Exercise directions
Note each line in the data below that holds "class", and copy it.

(Page and application data records)
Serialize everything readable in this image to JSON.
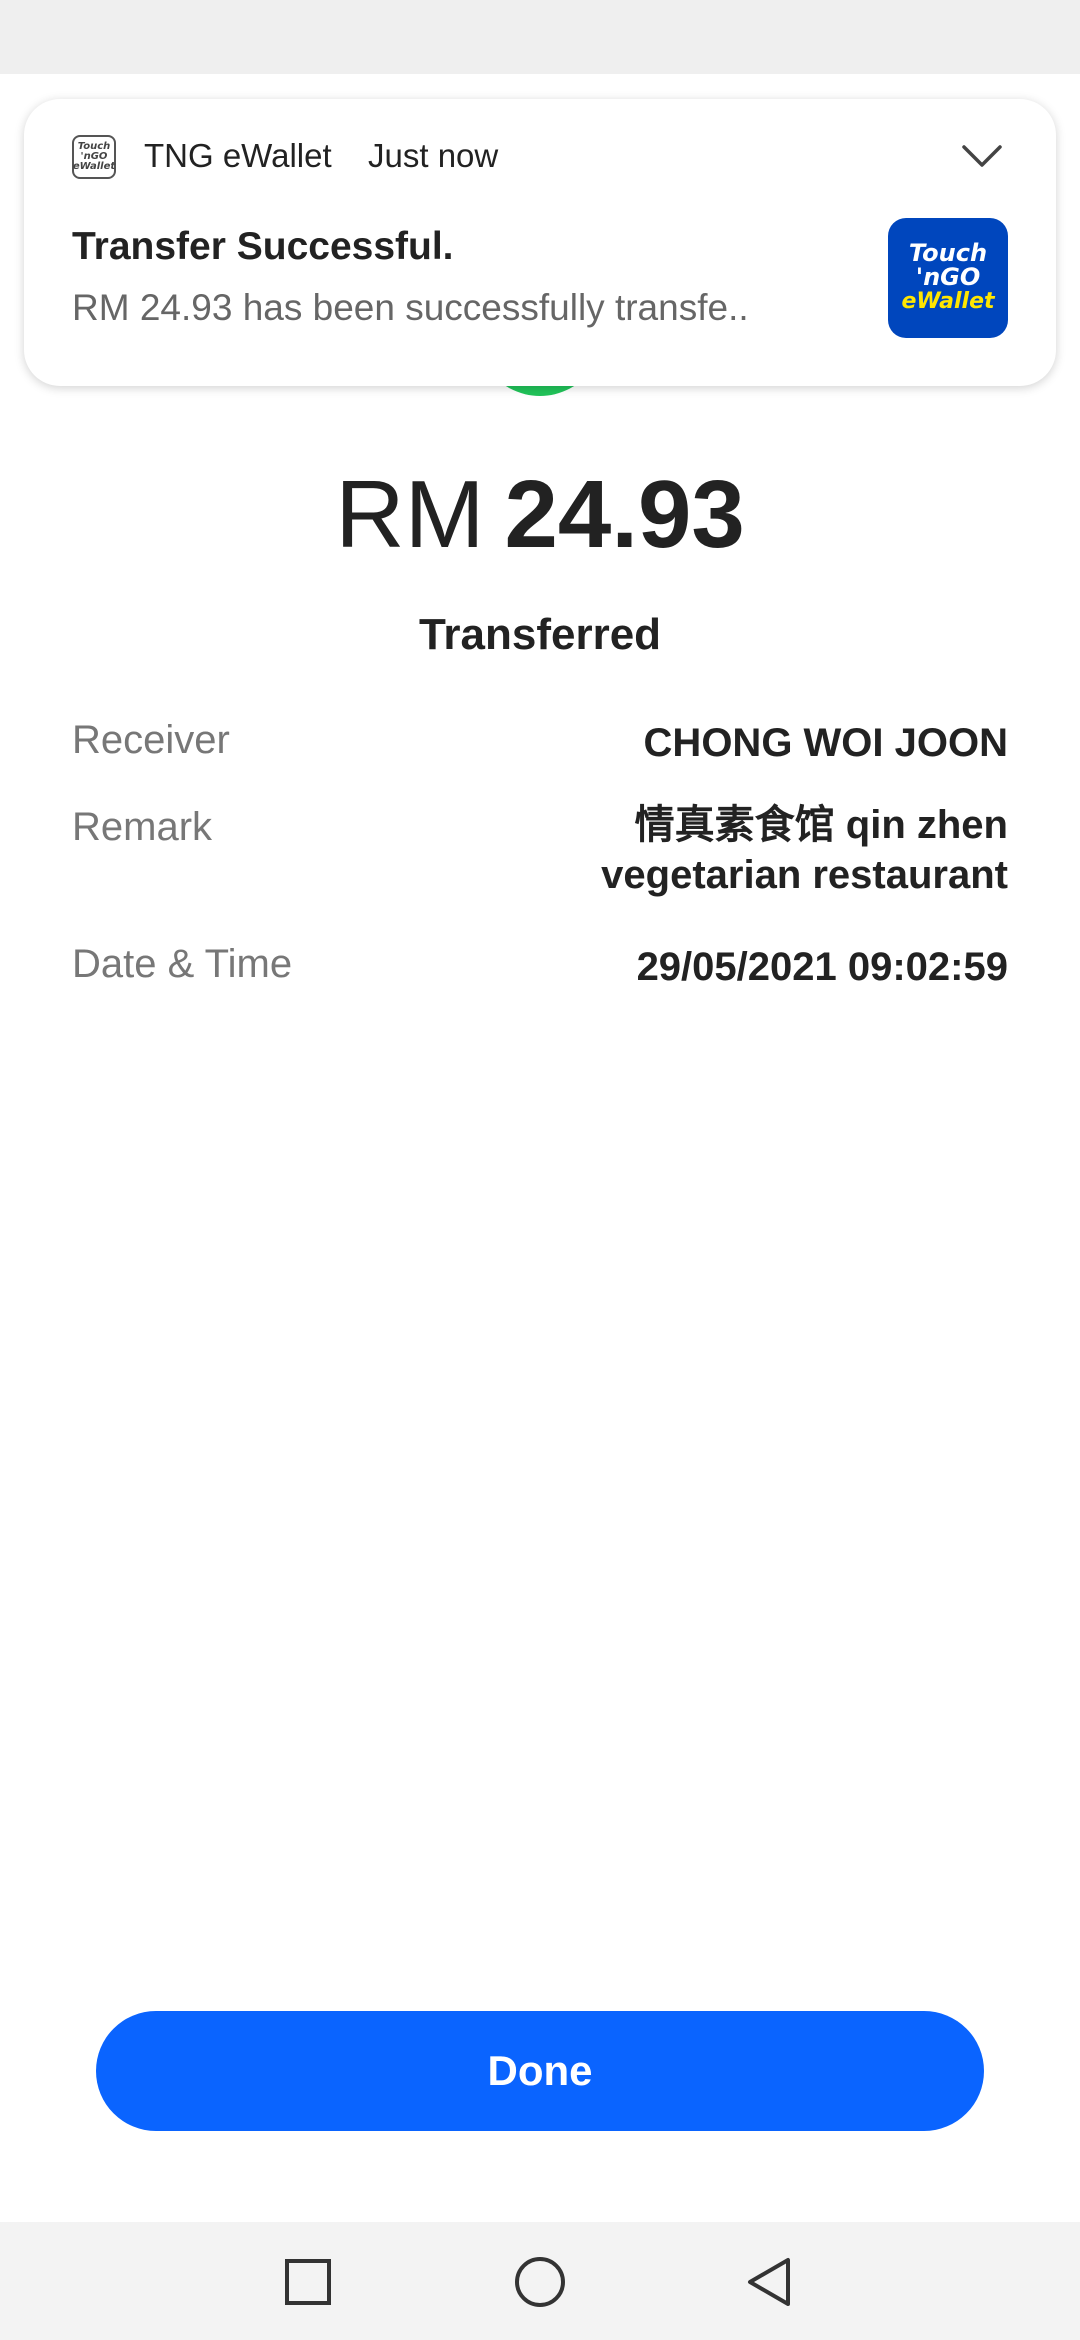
{
  "notification": {
    "app_name": "TNG eWallet",
    "time": "Just now",
    "title": "Transfer Successful.",
    "body": "RM 24.93 has been successfully transfe..",
    "small_icon_text": [
      "Touch",
      "'nGO",
      "eWallet"
    ],
    "logo_lines": [
      "Touch",
      "'nGO",
      "eWallet"
    ],
    "icon": "chevron-down-icon"
  },
  "receipt": {
    "currency": "RM",
    "amount": "24.93",
    "status": "Transferred",
    "rows": [
      {
        "label": "Receiver",
        "value": "CHONG WOI JOON"
      },
      {
        "label": "Remark",
        "value_line1": "情真素食馆 qin zhen",
        "value_line2": "vegetarian restaurant"
      },
      {
        "label": "Date & Time",
        "value": "29/05/2021 09:02:59"
      }
    ]
  },
  "actions": {
    "done_label": "Done"
  },
  "colors": {
    "success_green": "#21c45a",
    "primary_blue": "#0a64ff",
    "tng_blue": "#0046bd",
    "tng_yellow": "#ffe600"
  },
  "nav_icons": [
    "recents-square-icon",
    "home-circle-icon",
    "back-triangle-icon"
  ]
}
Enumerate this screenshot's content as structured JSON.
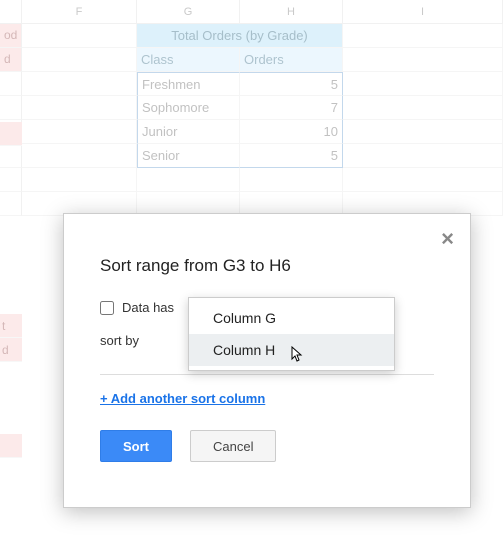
{
  "cols": {
    "F": "F",
    "G": "G",
    "H": "H",
    "I": "I"
  },
  "pink_stub": {
    "top": "od",
    "r2": "d"
  },
  "merged_title": "Total Orders (by Grade)",
  "table_headers": {
    "class": "Class",
    "orders": "Orders"
  },
  "rows": [
    {
      "class": "Freshmen",
      "orders": "5"
    },
    {
      "class": "Sophomore",
      "orders": "7"
    },
    {
      "class": "Junior",
      "orders": "10"
    },
    {
      "class": "Senior",
      "orders": "5"
    }
  ],
  "dialog": {
    "title": "Sort range from G3 to H6",
    "checkbox_label": "Data has",
    "sort_by_label": "sort by",
    "add_link": "+ Add another sort column",
    "sort_btn": "Sort",
    "cancel_btn": "Cancel"
  },
  "dropdown": {
    "items": [
      "Column G",
      "Column H"
    ]
  },
  "side_pink": {
    "t": "t",
    "d": "d"
  }
}
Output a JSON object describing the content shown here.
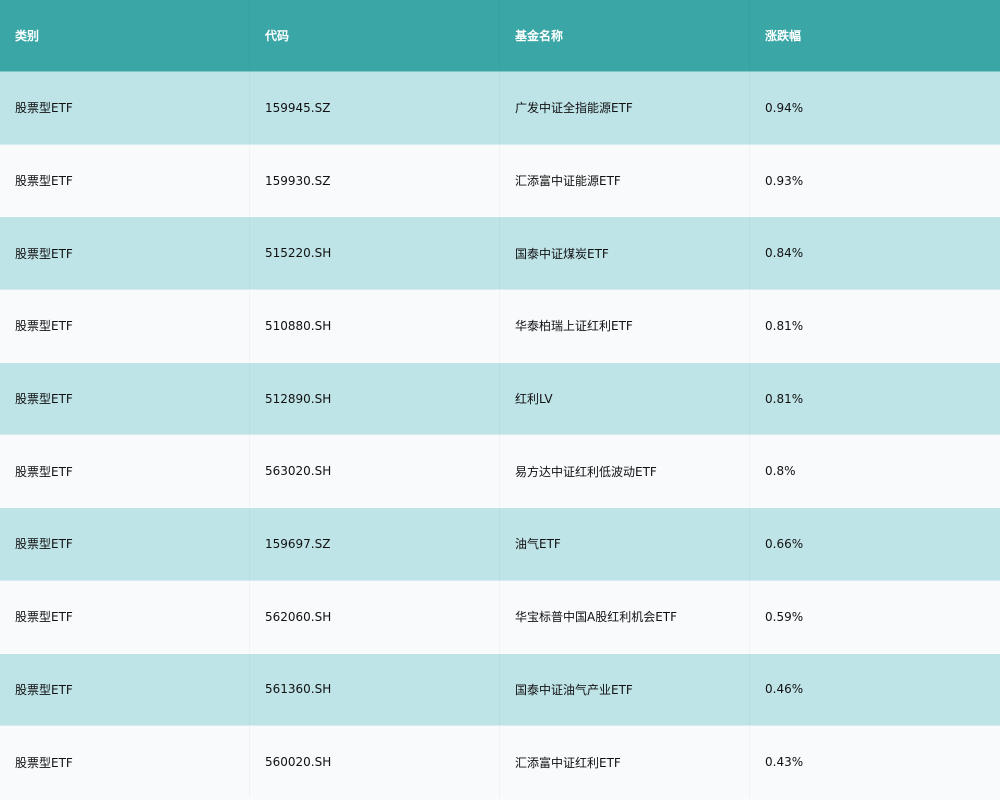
{
  "table": {
    "headers": [
      "类别",
      "代码",
      "基金名称",
      "涨跌幅"
    ],
    "rows": [
      [
        "股票型ETF",
        "159945.SZ",
        "广发中证全指能源ETF",
        "0.94%"
      ],
      [
        "股票型ETF",
        "159930.SZ",
        "汇添富中证能源ETF",
        "0.93%"
      ],
      [
        "股票型ETF",
        "515220.SH",
        "国泰中证煤炭ETF",
        "0.84%"
      ],
      [
        "股票型ETF",
        "510880.SH",
        "华泰柏瑞上证红利ETF",
        "0.81%"
      ],
      [
        "股票型ETF",
        "512890.SH",
        "红利LV",
        "0.81%"
      ],
      [
        "股票型ETF",
        "563020.SH",
        "易方达中证红利低波动ETF",
        "0.8%"
      ],
      [
        "股票型ETF",
        "159697.SZ",
        "油气ETF",
        "0.66%"
      ],
      [
        "股票型ETF",
        "562060.SH",
        "华宝标普中国A股红利机会ETF",
        "0.59%"
      ],
      [
        "股票型ETF",
        "561360.SH",
        "国泰中证油气产业ETF",
        "0.46%"
      ],
      [
        "股票型ETF",
        "560020.SH",
        "汇添富中证红利ETF",
        "0.43%"
      ]
    ]
  },
  "colors": {
    "header_background": "#3aa6a6",
    "odd_row_background": "#bfe4e8",
    "even_row_background": "#f8fafc",
    "header_text": "#ffffff",
    "body_text": "#111111"
  }
}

Response box
    "class": "Class",
      "class": "Freshmen",
      "class": "Sophomore",
      "class": "Junior",
      "class": "Senior",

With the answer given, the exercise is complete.